END THOUGHTS.

Having the best cellular network in a market is something to be very proud of. Winning best network awards is obviously great for an operator and its employees. However, it should really mean that the customers of that best network operator also get the best cellular experience compared to any other operator in that market. A superior customer experience is key.

Firstly, the essential driver (enabler) for best network or network leadership is having a superior spectrum position. In low-band, mid-band, and longer-term also in high-band (e.g., mmWave spectrum). The second is having a good coverage footprint across your market.
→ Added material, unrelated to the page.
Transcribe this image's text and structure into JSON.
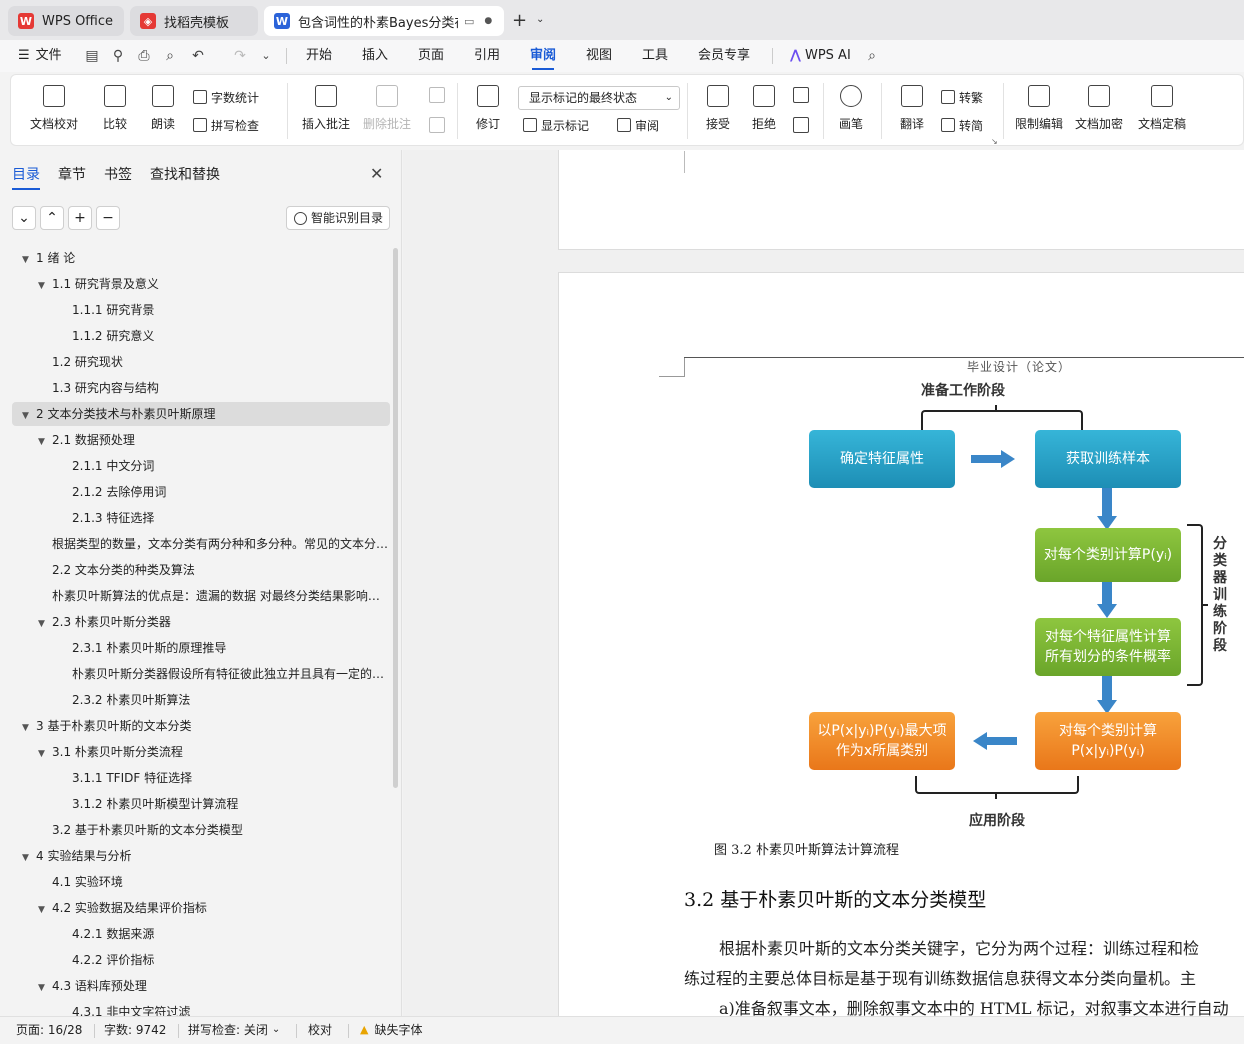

Compared to competitors, a superior spectrum portfolio could even be with fewer cell sites than a competitor with an inferior spectrum position (forced to densify earlier due to spectral capacity limitations as traffic increases). For a spectrum laggard, building more cell sites is costly (i.e., Capex, Opex, and Time) to attempt to improve or match a superior spectrum competitor. Thirdly, having superior antenna technology deployed is essential. It is also a relatively “easy” way to catch up with a superior competitor, at least in the case of relative minor spectrum position differences. Compared to buying additional spectrum (assuming such is available when you need it) or building out a substantial amount of new cell sites to equalize a cellular performance difference, investing into the best (or better or good-enough-to-win) antenna technology, particular for a spectrum laggard, seems to be the best strategy. Economically, relative to the other two options, and operationally, as time-to-catch-up can be relatively short.

After all, this has been said and done, a superior cellular spectrum portfolio is one of the best predictors for having the best network and even winning the best network award.

Economically, it could imply that a spectrum-superior operator, depending on the spectrum distance to the next-best spectrum position in a given market, may not need to invest in the same level of antenna technology as an inferior operator or could delay such investments to a more opportune moment. This could be important, particularly as advanced antenna development is still at its “toddler” state, and more innovative, powerful (and economical) solutions are expected over the next few years. Though, for operators with relatively minor spectrum differences, the battle will be via the advancement of antenna technology and further cell site sectorization (as opposed to building new sites).

ACKNOWLEDGEMENT.

I greatly acknowledge my wife, Eva Varadi, for her support, patience, and understanding during the creative process of writing this Blog. Also, many of my Deutsche Telekom AG and Industry colleagues, in general, have in countless ways contributed to my thinking and ideas leading to this little Blog. Again, I would like to draw attention to Petr Ledl and his super-competent team in Deutsche Telekom’s Group Research & Trials. Thank you so much for being a constant inspiration and always being available to talk antennas and cellular tech in general.

FURTHER READINGS.

Spectrum Monitoring, “Global Mobile Frequencies Database”, the last update on the database was May 2021. You have a limited amount of free inquiries before you will have to pay an affordable fee for access.

Umlaut, “Umlaut Benchmarking” is an important resources for mobile (and fixed) network benchmarks across the world. The umlaut benchmarking methodology is the de-facto industry standard today and applied in more than 120 countries measuring over 200 mobile networks worldwide. I have also made use of the associated Connect Testlab resouce; www.connect-testlab.com. Most network benchmark data goes back to at least 2017. The Umlaut benchmark is based on in-country drive test for voice and data as well as crowd sourced data. It is by a very big margin The cellular network benchmark to use for ranking cellular operators (imo).

Speedtest (Ookla), “Global Index”, most recent data is Q3, 2021. There are three Western European markets that I have not found any Umlaut (or P3 prior to 2020) benchmarks for; Denmark, France and Norway. For those markets I have (regrettably) had to use Ookla data which is clearly not as rich as Umlaut (at least for public domain data).